◆ Dataset content ◆
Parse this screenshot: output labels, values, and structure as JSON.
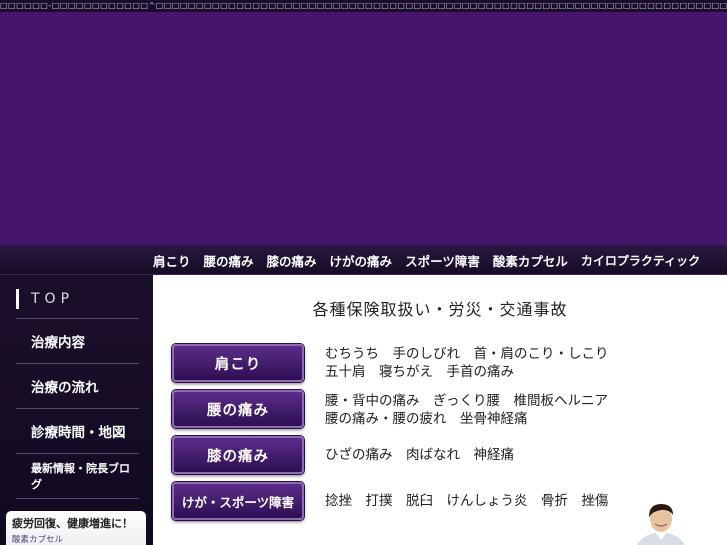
{
  "top_strip": {
    "text": "□□□□□□-□□□□□□□□□□□□^□□□□□□□□□□□□□□□□□□□□□□□□□□□□□□□□□□□□□□□□□□□□□□□□□□□□□□□□□□□□□□□□□□□□□□□□□□□□□□□□□□□"
  },
  "top_nav": {
    "items": [
      {
        "label": "肩こり"
      },
      {
        "label": "腰の痛み"
      },
      {
        "label": "膝の痛み"
      },
      {
        "label": "けがの痛み"
      },
      {
        "label": "スポーツ障害"
      },
      {
        "label": "酸素カプセル"
      },
      {
        "label": "カイロプラクティック"
      }
    ]
  },
  "sidebar": {
    "items": [
      {
        "label": "TOP"
      },
      {
        "label": "治療内容"
      },
      {
        "label": "治療の流れ"
      },
      {
        "label": "診療時間・地図"
      },
      {
        "label": "最新情報・院長ブログ"
      }
    ],
    "ad": {
      "title": "疲労回復、健康増進に！",
      "subtitle": "酸素カプセル"
    }
  },
  "main": {
    "heading": "各種保険取扱い・労災・交通事故",
    "services": [
      {
        "button": "肩こり",
        "lines": [
          "むちうち　手のしびれ　首・肩のこり・しこり",
          "五十肩　寝ちがえ　手首の痛み"
        ]
      },
      {
        "button": "腰の痛み",
        "lines": [
          "腰・背中の痛み　ぎっくり腰　椎間板ヘルニア",
          "腰の痛み・腰の疲れ　坐骨神経痛"
        ]
      },
      {
        "button": "膝の痛み",
        "lines": [
          "ひざの痛み　肉ばなれ　神経痛"
        ]
      },
      {
        "button": "けが・スポーツ障害",
        "lines": [
          "捻挫　打撲　脱臼　けんしょう炎　骨折　挫傷"
        ]
      }
    ]
  },
  "colors": {
    "banner": "#46166f",
    "nav_bg": "#1e0f33",
    "button_top": "#5b2d8a",
    "button_bottom": "#2e0f52",
    "button_border": "#8f6bb7"
  }
}
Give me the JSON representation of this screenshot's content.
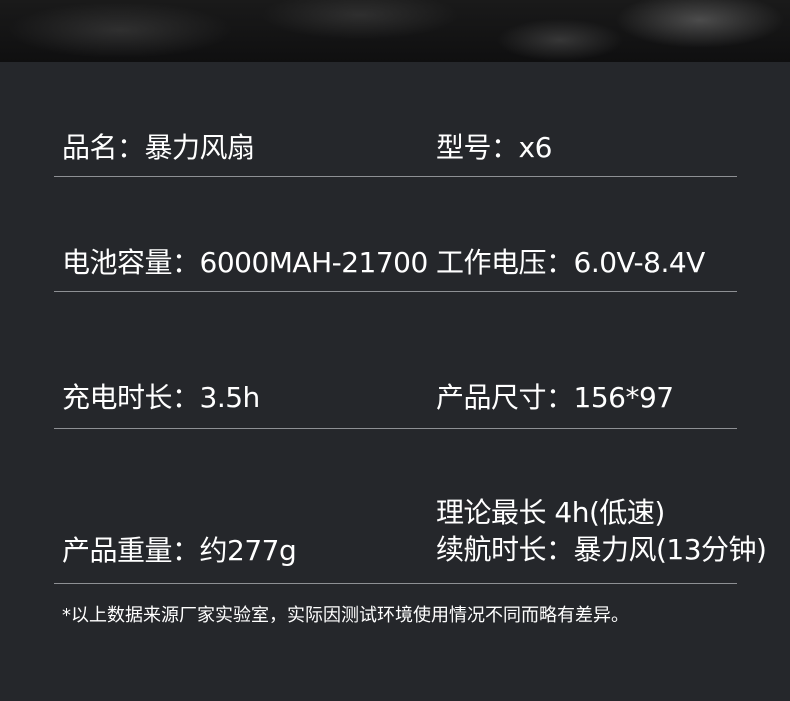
{
  "specs": {
    "product_name": "品名：暴力风扇",
    "model": "型号：x6",
    "battery_capacity": "电池容量：6000MAH-21700",
    "working_voltage": "工作电压：6.0V-8.4V",
    "charge_time": "充电时长：3.5h",
    "product_size": "产品尺寸：156*97",
    "product_weight": "产品重量：约277g",
    "battery_life_line1": "理论最长   4h(低速)",
    "battery_life_line2": "续航时长：暴力风(13分钟)"
  },
  "footnote": "*以上数据来源厂家实验室，实际因测试环境使用情况不同而略有差异。"
}
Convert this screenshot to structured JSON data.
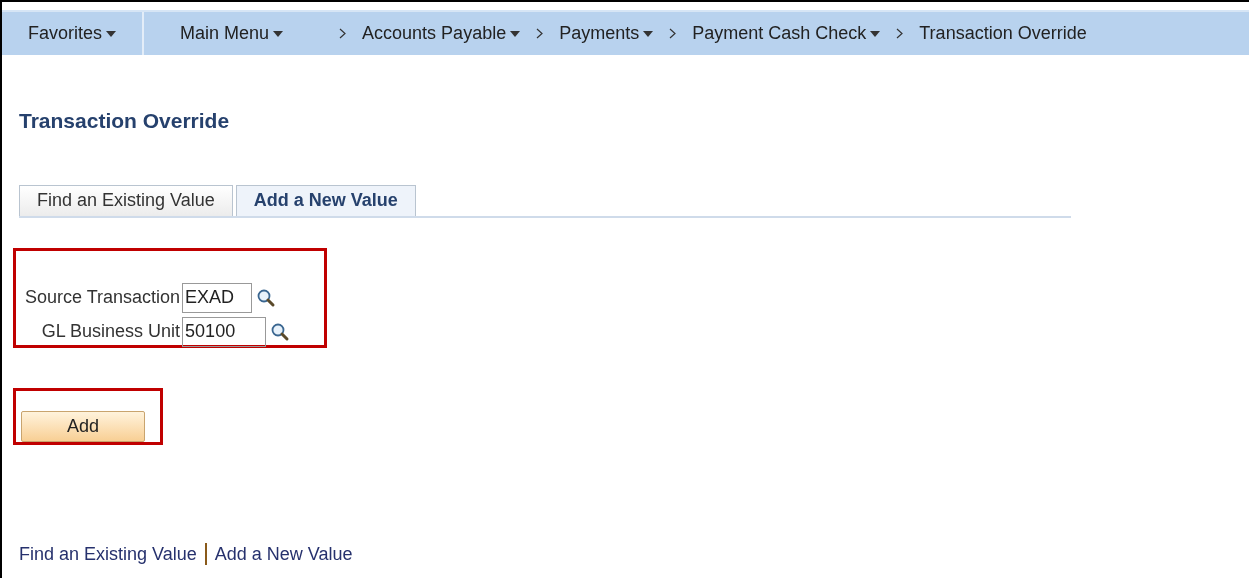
{
  "nav": {
    "items": [
      {
        "label": "Favorites",
        "dropdown": true,
        "separator_before": false
      },
      {
        "label": "Main Menu",
        "dropdown": true,
        "separator_before": false
      },
      {
        "label": "Accounts Payable",
        "dropdown": true,
        "separator_before": true
      },
      {
        "label": "Payments",
        "dropdown": true,
        "separator_before": true
      },
      {
        "label": "Payment Cash Check",
        "dropdown": true,
        "separator_before": true
      },
      {
        "label": "Transaction Override",
        "dropdown": false,
        "separator_before": true
      }
    ]
  },
  "page_title": "Transaction Override",
  "tabs": [
    {
      "label": "Find an Existing Value",
      "selected": false
    },
    {
      "label": "Add a New Value",
      "selected": true
    }
  ],
  "fields": [
    {
      "label": "Source Transaction",
      "value": "EXAD"
    },
    {
      "label": "GL Business Unit",
      "value": "50100"
    }
  ],
  "add_button": "Add",
  "footer_links": [
    "Find an Existing Value",
    "Add a New Value"
  ]
}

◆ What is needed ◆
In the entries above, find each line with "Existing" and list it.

◆ Problem solution ◆
      "label": "Find an Existing Value",
    "Find an Existing Value",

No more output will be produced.